Diagramming sentences gets its very own header. Yes, diagramming can feel daunting and tedious for students. Rod and Staff does a great job of easing students into diagramming, building upon diagrams gradually, and challenging students to think through the purpose of each word within a sentence. Though some people think that diagramming is pointless, it is scientifically proven that visuals help concepts stick, create connections, and even promote creativity. Diagramming sentences is no exception. Diagramming is both a practice and a visual map. It will help students become stronger writers as their interaction with language strengthens.

Ample Practice

Rod and Staff includes a plethora of practice. Teachers assign only a small portion of practice exercises to complete outside of class. If a student is struggling and needs more encounters with a concept, students may go back to their text, read through rules and countless examples, and complete additional practice. These resources are readily available and easy to access.


Since parents must purchase books for our classes, we try to be conscious of the amount of money our families have to spend. Rod and Staff remains cost-effective. Another important consideration is that it is accessible to our families, including those who live overseas.


Yep. It’s cheesy sometimes. There’s no question about it. BUT, there is absolutely no questionable content for our young learners.

Foreign Language Acquisition

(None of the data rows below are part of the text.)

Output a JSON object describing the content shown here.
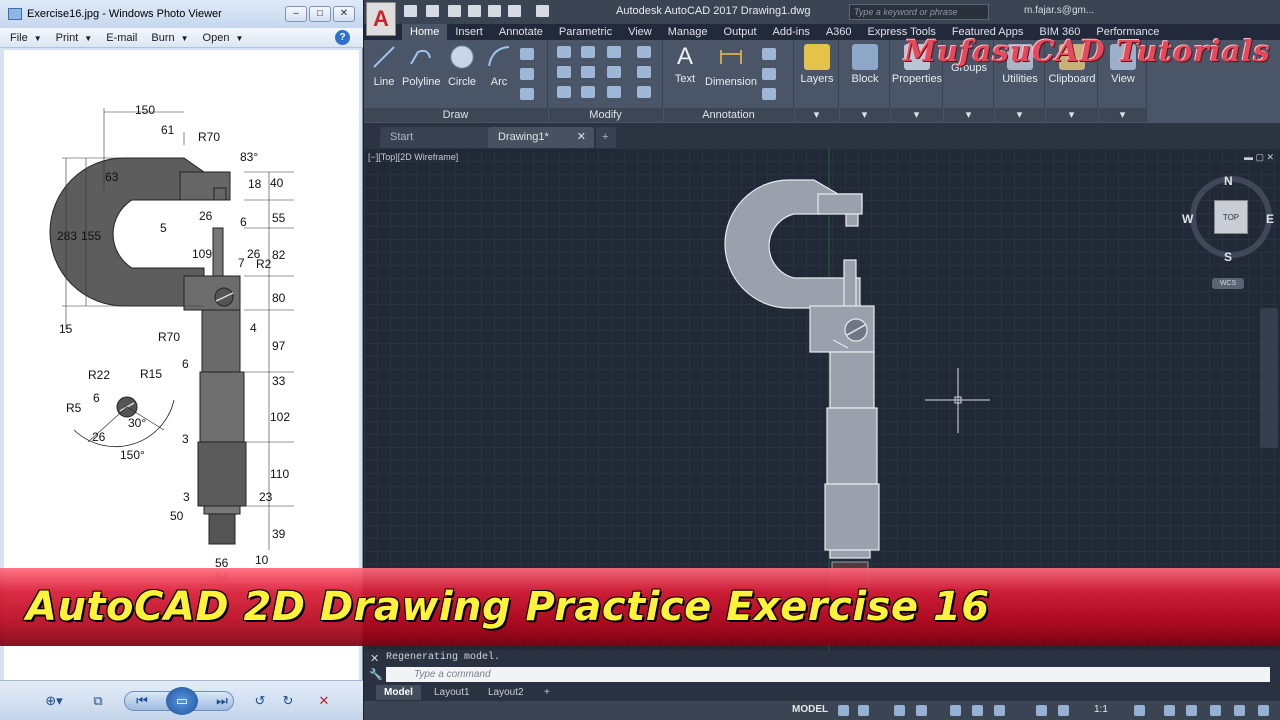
{
  "photo_viewer": {
    "title": "Exercise16.jpg - Windows Photo Viewer",
    "menu": [
      {
        "label": "File",
        "has_caret": true
      },
      {
        "label": "Print",
        "has_caret": true
      },
      {
        "label": "E-mail",
        "has_caret": false
      },
      {
        "label": "Burn",
        "has_caret": true
      },
      {
        "label": "Open",
        "has_caret": true
      }
    ],
    "help_label": "?",
    "drawing_dims": {
      "d150": "150",
      "d61": "61",
      "r70a": "R70",
      "a83": "83°",
      "d63": "63",
      "d18": "18",
      "d40": "40",
      "d283": "283",
      "d155": "155",
      "d5": "5",
      "d26a": "26",
      "d6a": "6",
      "d55": "55",
      "d109": "109",
      "d26b": "26",
      "d7": "7",
      "r2": "R2",
      "d82": "82",
      "d80": "80",
      "d15": "15",
      "r70b": "R70",
      "d4": "4",
      "d97": "97",
      "d6b": "6",
      "d33": "33",
      "r22": "R22",
      "r15": "R15",
      "r5": "R5",
      "d6c": "6",
      "a30": "30°",
      "d26c": "26",
      "d102": "102",
      "a150": "150°",
      "d3a": "3",
      "d110": "110",
      "d3b": "3",
      "d23": "23",
      "d50": "50",
      "d39": "39",
      "d56": "56",
      "d10": "10",
      "d64": "64"
    }
  },
  "autocad": {
    "logo": "A",
    "title": "Autodesk AutoCAD 2017    Drawing1.dwg",
    "search_placeholder": "Type a keyword or phrase",
    "user": "m.fajar.s@gm...",
    "ribbon_tabs": [
      "Home",
      "Insert",
      "Annotate",
      "Parametric",
      "View",
      "Manage",
      "Output",
      "Add-ins",
      "A360",
      "Express Tools",
      "Featured Apps",
      "BIM 360",
      "Performance"
    ],
    "draw_tools": [
      "Line",
      "Polyline",
      "Circle",
      "Arc"
    ],
    "annotation_tools": [
      "Text",
      "Dimension"
    ],
    "other_tools": [
      "Layers",
      "Block",
      "Properties",
      "Groups",
      "Utilities",
      "Clipboard",
      "View"
    ],
    "panel_labels": {
      "draw": "Draw",
      "modify": "Modify",
      "annotation": "Annotation"
    },
    "doc_tabs": [
      "Start",
      "Drawing1*"
    ],
    "viewport_label": "[−][Top][2D Wireframe]",
    "viewcube": {
      "face": "TOP",
      "n": "N",
      "s": "S",
      "e": "E",
      "w": "W",
      "wcs": "WCS"
    },
    "command_history": "Regenerating model.",
    "command_placeholder": "Type a command",
    "layout_tabs": [
      "Model",
      "Layout1",
      "Layout2"
    ],
    "status_model": "MODEL",
    "scale": "1:1"
  },
  "branding": "MufasuCAD Tutorials",
  "banner": "AutoCAD 2D Drawing Practice Exercise 16"
}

Grammar knowledge is a transferable skill. If a student has limited grammar knowledge coming into learning a new language, they are at a disadvantage. Rod and Staff sets students up for success in regards to foreign language learning. An acute understanding of the building blocks of the English language helps students acquire other languages easier than students who do not have a foundation in grammar. True, there are some variations in structure across languages, but a noun is a noun in every language. As an example, knowledge of the English use of gerunds will help Spanish-learning students remember when to add an -ando or -iendo to certain words functioning as gerunds in Spanish. Excelsior Classes’ very own Spanish teacher, Martha Phillips, adds, “Knowing what an infinitive is in English is also quite helpful in Spanish, as well as the difference between subject and object pronouns.” Rod and Staff effectively prepares students to encounter these concepts in other languages and use them accordingly.


Saving the best reason for last, Rod and Staff is proven. It just works. Our English teachers at Excelsior Classes have taught thousands of students from diverse backgrounds and abilities, and time and time again we have seen the effectiveness of Rod and Staff grammar. Students who enter from a public-school setting are able to grab hold of concepts and shore up their writing skills even without prior grammar instruction. Our teachers report that students coming from different grammar curriculums suddenly have an aha! moment, and grammar just clicks for them. Students who have continued into college have communicated the success of our grammar and composition programs. With patience and practice, we have seen the efficacy of Rod and Staff for our students, and we stand by it.

If you’d like to read more about grammar instruction, check out these blogs:

Do We Really Need to Study Grammar

Grammar Matters: The Far-Reaching Impact of Grammar Instruction

Selecting a Grammar Program